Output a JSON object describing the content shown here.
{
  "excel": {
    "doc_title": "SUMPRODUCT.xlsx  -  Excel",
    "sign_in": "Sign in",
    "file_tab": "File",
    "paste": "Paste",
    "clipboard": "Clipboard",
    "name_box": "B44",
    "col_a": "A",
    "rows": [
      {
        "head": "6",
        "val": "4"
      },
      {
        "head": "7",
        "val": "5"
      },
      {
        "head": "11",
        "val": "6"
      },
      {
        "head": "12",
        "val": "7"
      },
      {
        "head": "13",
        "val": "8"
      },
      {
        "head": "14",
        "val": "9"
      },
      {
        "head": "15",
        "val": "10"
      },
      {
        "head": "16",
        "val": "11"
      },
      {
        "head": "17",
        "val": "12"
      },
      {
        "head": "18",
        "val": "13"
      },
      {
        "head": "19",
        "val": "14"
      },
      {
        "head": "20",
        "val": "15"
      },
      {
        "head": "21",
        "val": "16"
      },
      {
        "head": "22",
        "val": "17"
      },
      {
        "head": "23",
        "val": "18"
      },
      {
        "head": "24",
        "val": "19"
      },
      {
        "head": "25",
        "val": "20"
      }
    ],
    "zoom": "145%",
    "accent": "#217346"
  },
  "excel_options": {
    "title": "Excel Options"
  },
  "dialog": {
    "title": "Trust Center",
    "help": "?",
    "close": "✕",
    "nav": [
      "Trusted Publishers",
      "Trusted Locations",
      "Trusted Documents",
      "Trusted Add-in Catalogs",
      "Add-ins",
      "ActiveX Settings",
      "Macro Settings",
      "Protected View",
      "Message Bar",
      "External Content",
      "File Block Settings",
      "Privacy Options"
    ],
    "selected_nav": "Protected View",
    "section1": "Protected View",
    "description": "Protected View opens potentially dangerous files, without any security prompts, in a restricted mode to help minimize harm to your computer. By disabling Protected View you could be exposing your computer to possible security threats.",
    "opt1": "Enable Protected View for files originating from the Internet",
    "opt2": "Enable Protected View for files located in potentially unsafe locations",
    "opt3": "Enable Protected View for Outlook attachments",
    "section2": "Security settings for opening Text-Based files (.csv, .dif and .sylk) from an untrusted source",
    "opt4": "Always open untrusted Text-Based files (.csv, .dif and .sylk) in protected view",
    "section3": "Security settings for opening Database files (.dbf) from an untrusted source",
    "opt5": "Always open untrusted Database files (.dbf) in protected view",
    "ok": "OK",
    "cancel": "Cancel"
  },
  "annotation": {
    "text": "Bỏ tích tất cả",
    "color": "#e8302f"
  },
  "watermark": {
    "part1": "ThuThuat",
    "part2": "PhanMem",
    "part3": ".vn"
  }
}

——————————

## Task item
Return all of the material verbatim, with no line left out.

## Answer to the exercise
Output a JSON object describing the content shown here.
{
  "excel": {
    "doc_title": "SUMPRODUCT.xlsx  -  Excel",
    "sign_in": "Sign in",
    "file_tab": "File",
    "paste": "Paste",
    "clipboard": "Clipboard",
    "name_box": "B44",
    "col_a": "A",
    "rows": [
      {
        "head": "6",
        "val": "4"
      },
      {
        "head": "7",
        "val": "5"
      },
      {
        "head": "11",
        "val": "6"
      },
      {
        "head": "12",
        "val": "7"
      },
      {
        "head": "13",
        "val": "8"
      },
      {
        "head": "14",
        "val": "9"
      },
      {
        "head": "15",
        "val": "10"
      },
      {
        "head": "16",
        "val": "11"
      },
      {
        "head": "17",
        "val": "12"
      },
      {
        "head": "18",
        "val": "13"
      },
      {
        "head": "19",
        "val": "14"
      },
      {
        "head": "20",
        "val": "15"
      },
      {
        "head": "21",
        "val": "16"
      },
      {
        "head": "22",
        "val": "17"
      },
      {
        "head": "23",
        "val": "18"
      },
      {
        "head": "24",
        "val": "19"
      },
      {
        "head": "25",
        "val": "20"
      }
    ],
    "zoom": "145%",
    "accent": "#217346"
  },
  "excel_options": {
    "title": "Excel Options"
  },
  "dialog": {
    "title": "Trust Center",
    "help": "?",
    "close": "✕",
    "nav": [
      "Trusted Publishers",
      "Trusted Locations",
      "Trusted Documents",
      "Trusted Add-in Catalogs",
      "Add-ins",
      "ActiveX Settings",
      "Macro Settings",
      "Protected View",
      "Message Bar",
      "External Content",
      "File Block Settings",
      "Privacy Options"
    ],
    "selected_nav": "Protected View",
    "section1": "Protected View",
    "description": "Protected View opens potentially dangerous files, without any security prompts, in a restricted mode to help minimize harm to your computer. By disabling Protected View you could be exposing your computer to possible security threats.",
    "opt1": "Enable Protected View for files originating from the Internet",
    "opt2": "Enable Protected View for files located in potentially unsafe locations",
    "opt3": "Enable Protected View for Outlook attachments",
    "section2": "Security settings for opening Text-Based files (.csv, .dif and .sylk) from an untrusted source",
    "opt4": "Always open untrusted Text-Based files (.csv, .dif and .sylk) in protected view",
    "section3": "Security settings for opening Database files (.dbf) from an untrusted source",
    "opt5": "Always open untrusted Database files (.dbf) in protected view",
    "ok": "OK",
    "cancel": "Cancel"
  },
  "annotation": {
    "text": "Bỏ tích tất cả",
    "color": "#e8302f"
  },
  "watermark": {
    "part1": "ThuThuat",
    "part2": "PhanMem",
    "part3": ".vn"
  }
}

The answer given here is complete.